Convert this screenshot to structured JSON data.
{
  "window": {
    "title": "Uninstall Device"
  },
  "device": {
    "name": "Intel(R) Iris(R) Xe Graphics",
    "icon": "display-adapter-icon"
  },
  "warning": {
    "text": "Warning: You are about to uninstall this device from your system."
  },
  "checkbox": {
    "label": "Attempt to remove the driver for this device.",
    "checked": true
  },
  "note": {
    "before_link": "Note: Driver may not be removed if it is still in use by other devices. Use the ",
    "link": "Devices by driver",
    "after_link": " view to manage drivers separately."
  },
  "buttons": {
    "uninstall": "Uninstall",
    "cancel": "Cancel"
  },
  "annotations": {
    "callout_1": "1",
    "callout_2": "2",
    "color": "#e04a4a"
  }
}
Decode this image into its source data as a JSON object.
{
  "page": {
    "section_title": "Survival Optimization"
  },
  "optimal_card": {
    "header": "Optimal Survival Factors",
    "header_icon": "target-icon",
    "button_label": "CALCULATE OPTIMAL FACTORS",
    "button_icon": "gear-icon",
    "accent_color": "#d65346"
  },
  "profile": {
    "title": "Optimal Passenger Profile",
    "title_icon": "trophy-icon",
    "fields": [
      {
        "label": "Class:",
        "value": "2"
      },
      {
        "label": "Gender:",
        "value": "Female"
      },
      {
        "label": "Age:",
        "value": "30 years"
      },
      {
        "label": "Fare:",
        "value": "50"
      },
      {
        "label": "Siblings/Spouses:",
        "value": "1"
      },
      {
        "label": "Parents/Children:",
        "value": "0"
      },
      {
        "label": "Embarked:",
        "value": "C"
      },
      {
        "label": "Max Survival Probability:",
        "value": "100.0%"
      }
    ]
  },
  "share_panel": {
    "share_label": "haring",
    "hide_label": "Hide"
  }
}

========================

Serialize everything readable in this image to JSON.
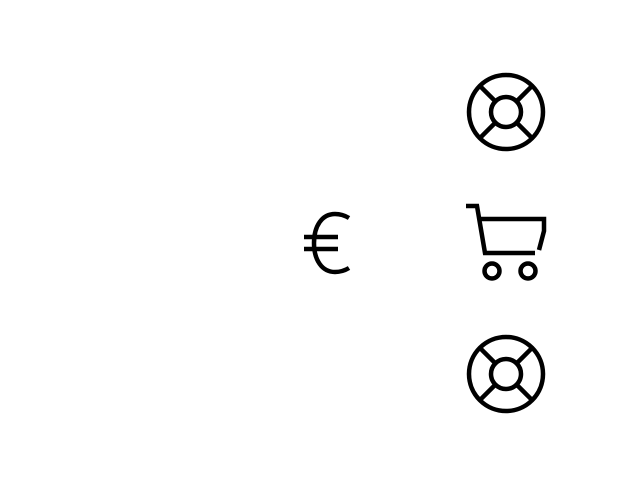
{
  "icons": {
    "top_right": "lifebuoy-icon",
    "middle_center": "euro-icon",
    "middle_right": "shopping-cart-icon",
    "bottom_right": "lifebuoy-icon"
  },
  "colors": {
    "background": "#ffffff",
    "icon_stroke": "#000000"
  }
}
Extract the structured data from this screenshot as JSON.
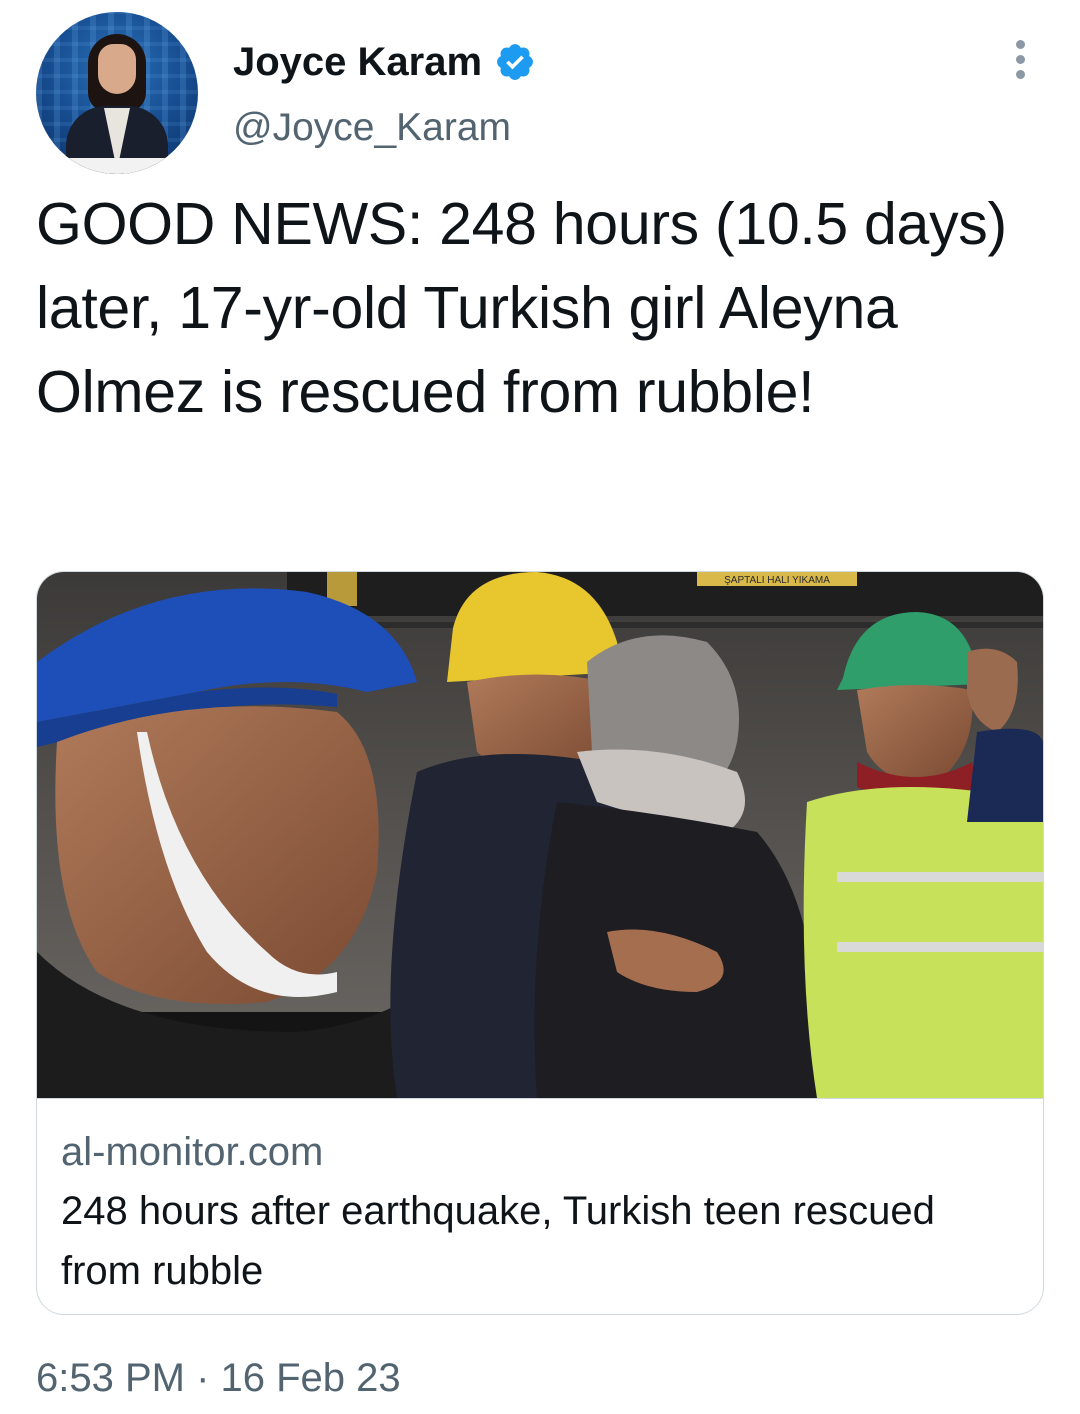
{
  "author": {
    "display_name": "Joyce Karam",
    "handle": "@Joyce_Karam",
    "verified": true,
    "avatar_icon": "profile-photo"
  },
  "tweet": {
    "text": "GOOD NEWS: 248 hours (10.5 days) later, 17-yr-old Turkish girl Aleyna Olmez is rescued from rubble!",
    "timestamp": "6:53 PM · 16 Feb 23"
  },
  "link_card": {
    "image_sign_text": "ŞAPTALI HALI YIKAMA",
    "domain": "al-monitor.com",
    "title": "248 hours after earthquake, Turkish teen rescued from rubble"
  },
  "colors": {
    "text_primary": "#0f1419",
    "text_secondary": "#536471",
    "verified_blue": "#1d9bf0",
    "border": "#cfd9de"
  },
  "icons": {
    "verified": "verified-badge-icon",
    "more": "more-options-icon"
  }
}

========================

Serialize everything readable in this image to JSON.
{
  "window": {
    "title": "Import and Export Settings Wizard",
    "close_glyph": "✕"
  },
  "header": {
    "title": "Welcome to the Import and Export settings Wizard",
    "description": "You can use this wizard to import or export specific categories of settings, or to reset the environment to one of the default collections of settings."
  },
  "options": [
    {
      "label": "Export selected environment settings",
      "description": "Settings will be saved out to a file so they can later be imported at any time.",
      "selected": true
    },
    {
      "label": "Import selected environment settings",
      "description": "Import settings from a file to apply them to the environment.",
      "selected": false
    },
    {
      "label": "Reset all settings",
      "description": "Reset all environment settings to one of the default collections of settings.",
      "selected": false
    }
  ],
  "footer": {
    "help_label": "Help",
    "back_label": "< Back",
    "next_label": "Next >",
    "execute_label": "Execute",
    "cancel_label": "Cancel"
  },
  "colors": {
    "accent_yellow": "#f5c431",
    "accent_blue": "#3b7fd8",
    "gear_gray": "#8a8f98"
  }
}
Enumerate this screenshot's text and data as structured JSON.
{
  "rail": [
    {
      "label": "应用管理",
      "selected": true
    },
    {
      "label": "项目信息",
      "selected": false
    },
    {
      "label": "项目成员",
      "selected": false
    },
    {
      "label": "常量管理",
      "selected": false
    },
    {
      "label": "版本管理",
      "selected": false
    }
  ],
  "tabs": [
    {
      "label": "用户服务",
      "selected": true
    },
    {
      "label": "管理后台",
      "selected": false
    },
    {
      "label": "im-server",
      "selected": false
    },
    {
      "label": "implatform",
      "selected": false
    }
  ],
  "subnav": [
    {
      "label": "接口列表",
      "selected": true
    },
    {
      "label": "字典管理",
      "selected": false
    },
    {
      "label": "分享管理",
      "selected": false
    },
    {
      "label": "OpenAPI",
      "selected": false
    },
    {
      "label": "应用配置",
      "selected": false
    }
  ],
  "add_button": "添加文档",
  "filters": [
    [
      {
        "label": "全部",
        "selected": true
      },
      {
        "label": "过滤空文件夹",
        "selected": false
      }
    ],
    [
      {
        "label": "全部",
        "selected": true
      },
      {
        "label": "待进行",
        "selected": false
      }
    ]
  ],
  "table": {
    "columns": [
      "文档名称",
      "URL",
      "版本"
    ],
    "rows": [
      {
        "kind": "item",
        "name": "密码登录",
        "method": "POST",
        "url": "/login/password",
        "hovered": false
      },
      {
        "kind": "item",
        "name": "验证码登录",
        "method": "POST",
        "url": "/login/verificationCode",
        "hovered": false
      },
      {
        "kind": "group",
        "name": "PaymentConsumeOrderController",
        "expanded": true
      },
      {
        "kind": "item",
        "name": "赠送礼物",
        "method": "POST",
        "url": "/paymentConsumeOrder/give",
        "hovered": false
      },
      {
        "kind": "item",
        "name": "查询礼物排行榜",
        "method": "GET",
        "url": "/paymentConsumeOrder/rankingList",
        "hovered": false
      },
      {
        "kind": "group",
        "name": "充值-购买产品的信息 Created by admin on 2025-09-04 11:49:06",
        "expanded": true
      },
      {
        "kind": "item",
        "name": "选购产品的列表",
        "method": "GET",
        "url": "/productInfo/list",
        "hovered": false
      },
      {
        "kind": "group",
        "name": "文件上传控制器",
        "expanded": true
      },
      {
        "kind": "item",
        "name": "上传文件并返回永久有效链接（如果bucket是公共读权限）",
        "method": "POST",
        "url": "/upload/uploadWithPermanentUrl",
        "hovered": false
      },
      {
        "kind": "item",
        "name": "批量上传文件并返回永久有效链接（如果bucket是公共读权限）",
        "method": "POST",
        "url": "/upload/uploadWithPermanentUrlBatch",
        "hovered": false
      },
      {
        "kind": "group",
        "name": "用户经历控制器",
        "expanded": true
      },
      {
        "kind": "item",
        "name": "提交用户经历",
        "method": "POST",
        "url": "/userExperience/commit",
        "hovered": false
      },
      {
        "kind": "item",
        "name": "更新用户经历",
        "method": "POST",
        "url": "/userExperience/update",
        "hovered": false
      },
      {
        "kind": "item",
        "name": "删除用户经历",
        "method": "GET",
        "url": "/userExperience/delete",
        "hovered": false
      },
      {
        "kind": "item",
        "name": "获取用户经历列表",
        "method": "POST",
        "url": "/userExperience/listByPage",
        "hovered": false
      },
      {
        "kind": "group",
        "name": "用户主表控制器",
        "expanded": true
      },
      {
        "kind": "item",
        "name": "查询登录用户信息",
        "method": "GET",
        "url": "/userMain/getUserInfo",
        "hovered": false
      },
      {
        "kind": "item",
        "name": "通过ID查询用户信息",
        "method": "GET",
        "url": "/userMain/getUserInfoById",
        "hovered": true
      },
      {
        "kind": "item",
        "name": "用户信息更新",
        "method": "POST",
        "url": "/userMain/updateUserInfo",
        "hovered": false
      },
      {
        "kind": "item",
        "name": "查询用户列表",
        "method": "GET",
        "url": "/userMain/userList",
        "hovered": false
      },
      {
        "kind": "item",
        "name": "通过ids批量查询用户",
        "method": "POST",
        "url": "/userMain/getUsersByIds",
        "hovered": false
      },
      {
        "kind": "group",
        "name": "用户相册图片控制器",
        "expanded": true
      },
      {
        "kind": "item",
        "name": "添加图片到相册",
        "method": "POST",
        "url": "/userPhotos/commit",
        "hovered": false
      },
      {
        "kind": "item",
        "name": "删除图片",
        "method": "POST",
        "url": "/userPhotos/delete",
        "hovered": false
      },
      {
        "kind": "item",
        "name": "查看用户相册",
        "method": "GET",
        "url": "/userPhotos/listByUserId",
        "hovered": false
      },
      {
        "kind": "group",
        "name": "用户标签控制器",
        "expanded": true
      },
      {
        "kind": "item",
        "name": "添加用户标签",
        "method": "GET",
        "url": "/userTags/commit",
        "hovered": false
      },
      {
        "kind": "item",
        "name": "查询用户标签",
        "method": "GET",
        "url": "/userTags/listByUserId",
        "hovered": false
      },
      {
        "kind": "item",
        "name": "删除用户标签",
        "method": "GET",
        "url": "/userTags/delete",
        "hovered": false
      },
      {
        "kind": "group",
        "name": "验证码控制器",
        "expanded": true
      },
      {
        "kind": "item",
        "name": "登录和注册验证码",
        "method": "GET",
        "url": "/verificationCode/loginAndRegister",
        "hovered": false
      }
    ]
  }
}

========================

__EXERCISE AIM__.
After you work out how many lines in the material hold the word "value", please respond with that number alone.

__RESULT OF THIS TASK__.
8